◆ WORK TO BE COMPLETED ◆
Leave out the pictures and retype everything else in the records below exactly.

--- START ---

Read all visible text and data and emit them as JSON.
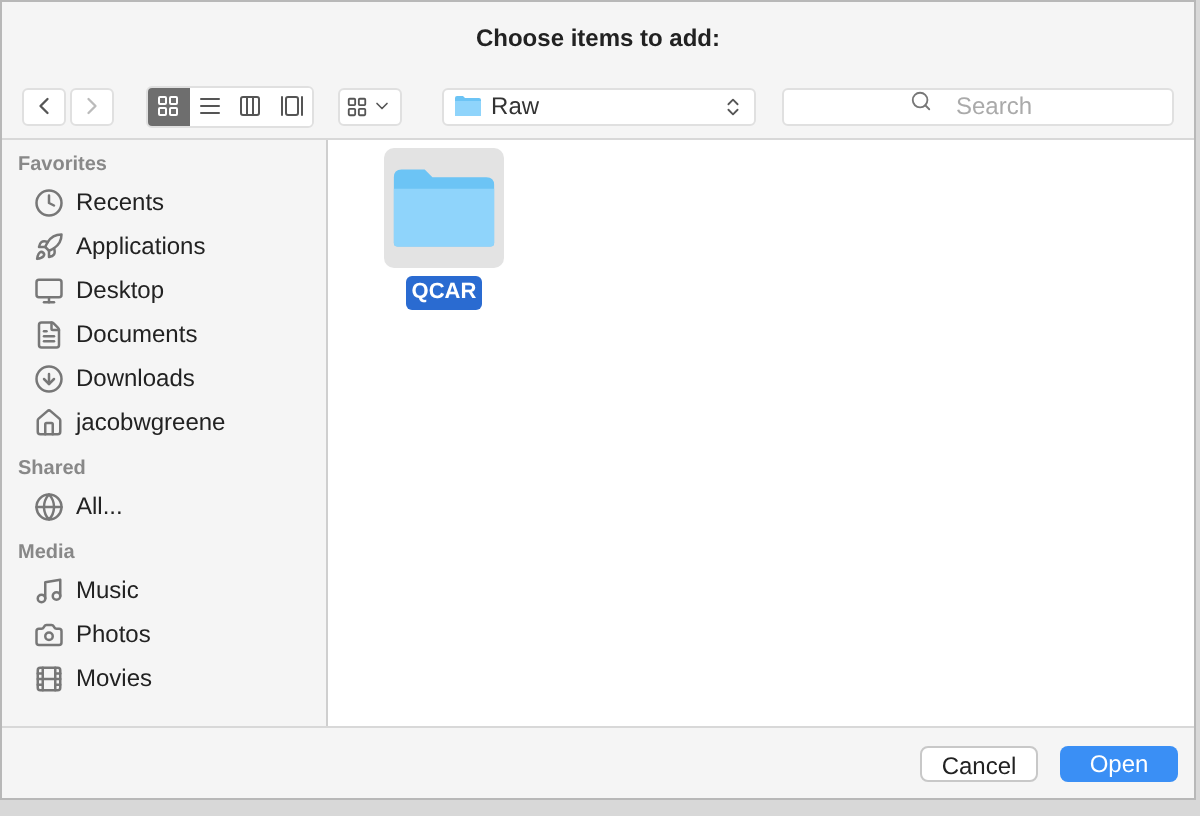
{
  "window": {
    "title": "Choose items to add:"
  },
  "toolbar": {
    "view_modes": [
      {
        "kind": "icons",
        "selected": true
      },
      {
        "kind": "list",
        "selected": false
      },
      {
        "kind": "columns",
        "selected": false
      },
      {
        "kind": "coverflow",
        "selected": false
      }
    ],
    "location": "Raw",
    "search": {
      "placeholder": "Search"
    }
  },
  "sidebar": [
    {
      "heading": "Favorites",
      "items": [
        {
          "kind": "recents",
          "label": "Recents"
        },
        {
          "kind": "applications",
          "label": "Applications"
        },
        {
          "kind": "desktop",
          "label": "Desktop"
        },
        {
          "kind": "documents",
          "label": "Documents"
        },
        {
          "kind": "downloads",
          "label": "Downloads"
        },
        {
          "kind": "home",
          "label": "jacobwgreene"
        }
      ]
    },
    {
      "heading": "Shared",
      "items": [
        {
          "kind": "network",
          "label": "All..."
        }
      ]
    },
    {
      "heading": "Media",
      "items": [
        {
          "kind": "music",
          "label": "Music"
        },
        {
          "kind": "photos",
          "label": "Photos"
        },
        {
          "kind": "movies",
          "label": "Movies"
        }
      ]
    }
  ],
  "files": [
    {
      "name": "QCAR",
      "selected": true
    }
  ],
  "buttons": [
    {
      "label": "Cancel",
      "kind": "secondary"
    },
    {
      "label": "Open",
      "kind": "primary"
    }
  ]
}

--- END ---

◆ REPLY TO THE TASK ◆
Read all visible text and data and emit them as JSON.
{
  "window": {
    "title": "Choose items to add:"
  },
  "toolbar": {
    "view_modes": [
      {
        "kind": "icons",
        "selected": true
      },
      {
        "kind": "list",
        "selected": false
      },
      {
        "kind": "columns",
        "selected": false
      },
      {
        "kind": "coverflow",
        "selected": false
      }
    ],
    "location": "Raw",
    "search": {
      "placeholder": "Search"
    }
  },
  "sidebar": [
    {
      "heading": "Favorites",
      "items": [
        {
          "kind": "recents",
          "label": "Recents"
        },
        {
          "kind": "applications",
          "label": "Applications"
        },
        {
          "kind": "desktop",
          "label": "Desktop"
        },
        {
          "kind": "documents",
          "label": "Documents"
        },
        {
          "kind": "downloads",
          "label": "Downloads"
        },
        {
          "kind": "home",
          "label": "jacobwgreene"
        }
      ]
    },
    {
      "heading": "Shared",
      "items": [
        {
          "kind": "network",
          "label": "All..."
        }
      ]
    },
    {
      "heading": "Media",
      "items": [
        {
          "kind": "music",
          "label": "Music"
        },
        {
          "kind": "photos",
          "label": "Photos"
        },
        {
          "kind": "movies",
          "label": "Movies"
        }
      ]
    }
  ],
  "files": [
    {
      "name": "QCAR",
      "selected": true
    }
  ],
  "buttons": [
    {
      "label": "Cancel",
      "kind": "secondary"
    },
    {
      "label": "Open",
      "kind": "primary"
    }
  ]
}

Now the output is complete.